exhibitions the focus is on Polish photographers whose works are exhibited in the gallery or the café. However, after all that art and creativity, it was time to try out the famous Polish cuisine.
A predominance of meat.
The Morskie Oko is a rustically furnished restaurant with lots of wood in the interior and even more meat on the menu. Somewhat daunted by the predominance of cabbage and meat on the menu, we asked for a recommendation. We decided on the national dish: sauerkraut and white cabbage casserole –
with a variety of meats. However, we extended this starter with marinated herring in oil, and we rounded off our meal with a meat platter for two. But we decidedly overdid things! We needed the Polish national drink – vodka – to settle our stomachs before we set off back for our apartment.
Coffee and "beygl".
We started our second day in Krakow with coffee and bagels. This is where one of the many legends comes into the fray. Back in the 17th century, the "beygl" was given to midwives and women in childbed because it was believed to bring good luck. Strengthened with this information, we swallowed down the bagels and went off to "Idea Fix". It is a concept store that only sells products by Polish designers. The store is situated in the old Jewish district of Krakow, the "Kazimierz". About 100 designers from all genres are represented in the store, and it is astonishing how big the selection is. It was not easy deciding what to take. However, we had to do it, and quite honestly, there are much worse tasks. After we had filled our shopping bags, we set off again and headed for another of Poland's institutions – the milk bars.
Showplace of Cracovian legends.
Their name comes from a time when these widespread self-service restaurants mainly offered food made from milk, dairy products and vegetarian dishes, above all fast and at a reasonable price. A group of English people recommended we try either lentils or the mushroom soup with noodles and meatballs. We ordered and enjoyed our food. After the meal, we wanted to visit a very special place. We could not leave Krakow without having been to the Wawel. It is the most famous city landmark. The former residence of the Polish monarchs is situated on a hill above the Vistula. Together with the Old Town of Krakow, it is a UNESCO World Heritage site.

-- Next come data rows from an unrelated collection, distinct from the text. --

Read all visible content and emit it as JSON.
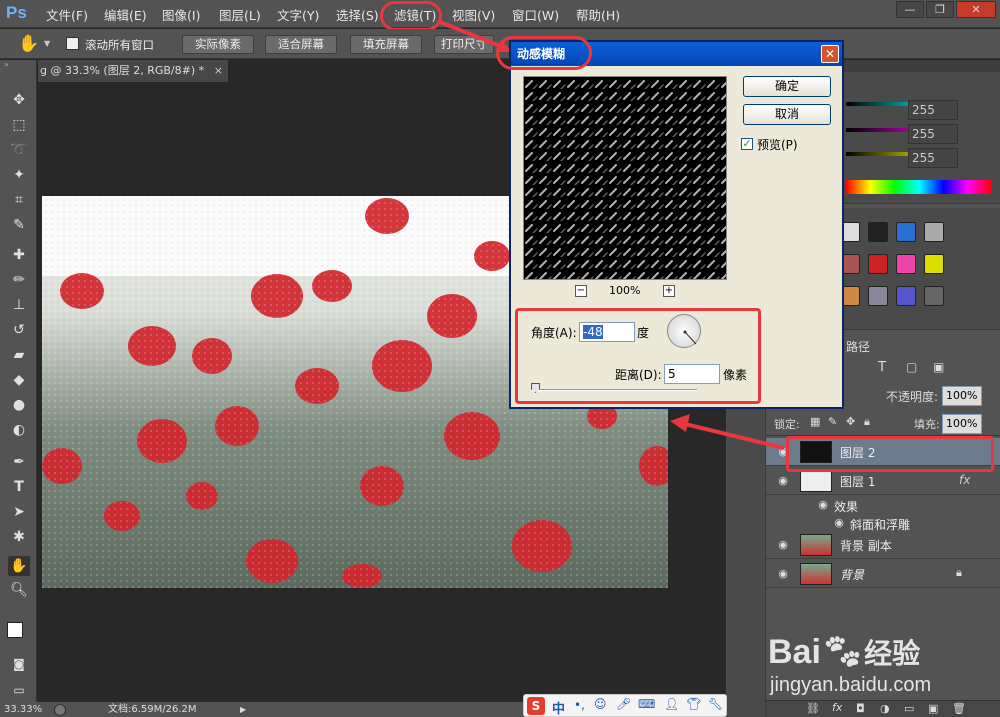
{
  "app": {
    "logo": "Ps"
  },
  "menu": {
    "file": "文件(F)",
    "edit": "编辑(E)",
    "image": "图像(I)",
    "layer": "图层(L)",
    "type": "文字(Y)",
    "select": "选择(S)",
    "filter": "滤镜(T)",
    "view": "视图(V)",
    "window": "窗口(W)",
    "help": "帮助(H)"
  },
  "window_controls": {
    "min": "—",
    "restore": "❐",
    "close": "✕"
  },
  "options": {
    "scroll_all": "滚动所有窗口",
    "actual_pixels": "实际像素",
    "fit_screen": "适合屏幕",
    "fill_screen": "填充屏幕",
    "print_size": "打印尺寸"
  },
  "doc": {
    "tab_title": "g @ 33.3% (图层 2, RGB/8#) *",
    "tab_close": "×"
  },
  "status": {
    "zoom": "33.33%",
    "doc_size": "文档:6.59M/26.2M"
  },
  "dialog": {
    "title": "动感模糊",
    "close": "✕",
    "ok": "确定",
    "cancel": "取消",
    "preview": "预览(P)",
    "zoom": "100%",
    "zoom_out": "−",
    "zoom_in": "+",
    "angle_label": "角度(A):",
    "angle_value": "-48",
    "angle_unit": "度",
    "distance_label": "距离(D):",
    "distance_value": "5",
    "distance_unit": "像素",
    "preview_checked": true
  },
  "color_panel": {
    "r": "255",
    "g": "255",
    "b": "255"
  },
  "layers_panel": {
    "tab_path": "路径",
    "opacity_label": "不透明度:",
    "opacity_value": "100%",
    "lock_label": "锁定:",
    "fill_label": "填充:",
    "fill_value": "100%",
    "layers": [
      {
        "name": "图层 2",
        "selected": true
      },
      {
        "name": "图层 1",
        "fx": "fx"
      },
      {
        "name": "效果"
      },
      {
        "name": "斜面和浮雕"
      },
      {
        "name": "背景 副本"
      },
      {
        "name": "背景"
      }
    ]
  },
  "watermark": {
    "brand": "Bai",
    "brand2": "经验",
    "url": "jingyan.baidu.com"
  },
  "taskbar": {
    "ime": "S",
    "ime_lang": "中"
  },
  "colors": {
    "highlight": "#e8383d",
    "xp_title": "#0a5fd8",
    "ps_bg": "#535353"
  }
}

How could it not be, as Wawel hill and the castle are the scene of Cracovian legends? For example, it is said that long ago a dragon was
said to have lived on this hill which was later outwitted and killed by a knight called Sir Krak. After that day, the town of Krak was founded on the hill – in memory of the brave knight.
On the other side
of the Vistula.
Hanging in chains at the entrance to the cathedral are the remains of a whale, a mammoth and a rhinoceros. They were found on the banks of the Vistula in the 12th century. The inhabitants of the town thought they were a giant's bones, attributed magic powers to them and hung them up to protect the cathedral from evil spirits. The story this far is believable. However, the legend says that the end of the world will come as soon as the bones fall to the ground. When we visited them, everything looked fine, and the bones were still hanging there, so we happily went home again. Whether legends, holy places, meaty meals or design shops – Poland's secret capital has a great deal to offer and is definitely worth a journey. We will come again, preferably to see the Sausage Dog Parade.